Some recent philosophers, including Nick Bostrom of the University of Oxford, have brought a somewhat different perspective to the idea of a multiverse, that is based upon the hypothesis that each multiverse's universe is a computer simulated reality, similar to a virtual reality, or in other words a metaverse. This theory is radically different than others related to the multiverse, as it is bringing back physical and astrophysical matters on their fundamental sensorial basis of perception; thus the universe being perceived only through senses and an intellectual interpretation of sensorial data, the universe as we are allowed to see it might very well be only an artificial filter, or screen, hiding a deeper, and perhaps more genuine universe beyond. In the multiverse, two or more simulated universes could be more or less linked together through a state transition system.


The facts that we can only perceive a particular spectrum of light, sound and smell of the universe, as well as the general physical paradox of the density of matter at microscopic levels are among the evidences brought in support of this theory. Moreover, the simulation theory is profoundly rooting the multiverse idea back to a fundamentally philosophical nature, and is therefore rejecting the scientific pretense of absolute knowledge of the universe without the recognition of subjective human perception. It is also regarded by some as providing a potential interpretation scheme for the understanding of the true nature of the mysterious dark matter that occupies a substantial space in the universe, leading to the idea that dark matter could be part of the unperceived multiverses existing beyond this very universe.

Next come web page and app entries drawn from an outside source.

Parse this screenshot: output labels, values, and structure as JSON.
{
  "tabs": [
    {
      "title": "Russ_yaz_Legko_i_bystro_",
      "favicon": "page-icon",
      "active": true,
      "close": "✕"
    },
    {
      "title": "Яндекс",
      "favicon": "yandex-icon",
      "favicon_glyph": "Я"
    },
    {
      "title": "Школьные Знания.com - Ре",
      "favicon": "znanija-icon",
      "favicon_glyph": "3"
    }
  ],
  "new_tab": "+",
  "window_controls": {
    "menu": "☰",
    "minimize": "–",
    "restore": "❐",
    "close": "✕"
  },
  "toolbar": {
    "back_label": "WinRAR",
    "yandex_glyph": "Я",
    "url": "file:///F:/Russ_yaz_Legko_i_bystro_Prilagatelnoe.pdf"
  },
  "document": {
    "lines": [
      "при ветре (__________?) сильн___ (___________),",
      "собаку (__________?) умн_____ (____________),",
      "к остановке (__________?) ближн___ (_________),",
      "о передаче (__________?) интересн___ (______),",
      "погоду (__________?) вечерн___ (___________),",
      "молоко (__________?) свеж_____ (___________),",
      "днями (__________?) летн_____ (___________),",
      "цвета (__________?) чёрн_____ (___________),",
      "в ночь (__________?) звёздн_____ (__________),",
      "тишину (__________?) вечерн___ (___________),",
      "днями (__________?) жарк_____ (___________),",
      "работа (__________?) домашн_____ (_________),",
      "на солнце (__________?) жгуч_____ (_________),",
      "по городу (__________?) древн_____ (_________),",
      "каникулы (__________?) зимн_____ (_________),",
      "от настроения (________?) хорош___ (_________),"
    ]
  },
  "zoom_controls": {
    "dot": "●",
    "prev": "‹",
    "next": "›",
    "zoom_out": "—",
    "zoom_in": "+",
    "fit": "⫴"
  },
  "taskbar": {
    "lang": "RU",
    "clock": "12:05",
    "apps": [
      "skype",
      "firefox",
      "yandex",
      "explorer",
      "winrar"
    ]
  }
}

Fictional multiverses

The concept of the multiverse figures prominently in many science fiction and fantasy novels. For some it serves primarily as a plot device, a means to put characters into an unfamiliar situation, or a framework that usually lies in the background for continuity purposes. For others it is a major theme and focus of the work. It is sometimes used as the basis for exploring "what if" scenarios, such as in alternate history stories. The TV show Sliders from the 1990s first popularized the concept through the TV entertainment medium. The film The One (2002) starring Jet Li carried the same idea to the action film medium. The popular MYST computer game franchise uses concepts of describing a world and then linking to that world, which is part of a multiverse of infinite possible and concurrently existing universes, matching the descriptions. The Michael Crichton novel Timeline featured a method for what appeared to be time travel by traveling to parallel universes that are identical except for the moment of their birth, thus rendering off-set yet parallel time.



1. Tegmark, Max (May 2003). "Parallel Universes". Scientific American.
2. Tegmark, Max (Jan 23 2003). Parallel Universes. (pdf).
3. Ellis, George F.R.; U. Kirchner, W.R. Stoeger (2004). "Multiverses and physical cosmology". Monthly Notices of the Royal Astronomical Society 347: 921–936.
3. http://arxiv.org/abs/gr-qc/0102010
4. http://www.elfis.net/phorum/read.php?f=3&i=22&t=22 5. Carl Sagan, Placido P D'Souza (1980s). Hindu cosmology's time-scale for the universe is in consonance with modern science.; Dick Teresi (2002). Lost Discoveries : The Ancient Roots of Modern Science – from the Babylonians to the Maya. 6. http://www.iscid.org/papers/Dembski_ChanceGaps_012002.pdf 7. Lewis, David (1986). On the Plurality of Worlds. Basil Blackwell. 8. Deutsch, Harry, "Relative Identity", The Stanford Encyclopedia of Philosophy (Summer '02), Edward N. Zalta (ed.) 9. Paul B. Kantor "The Interpretation of Cultures and Possible Worlds", 1 October 2002.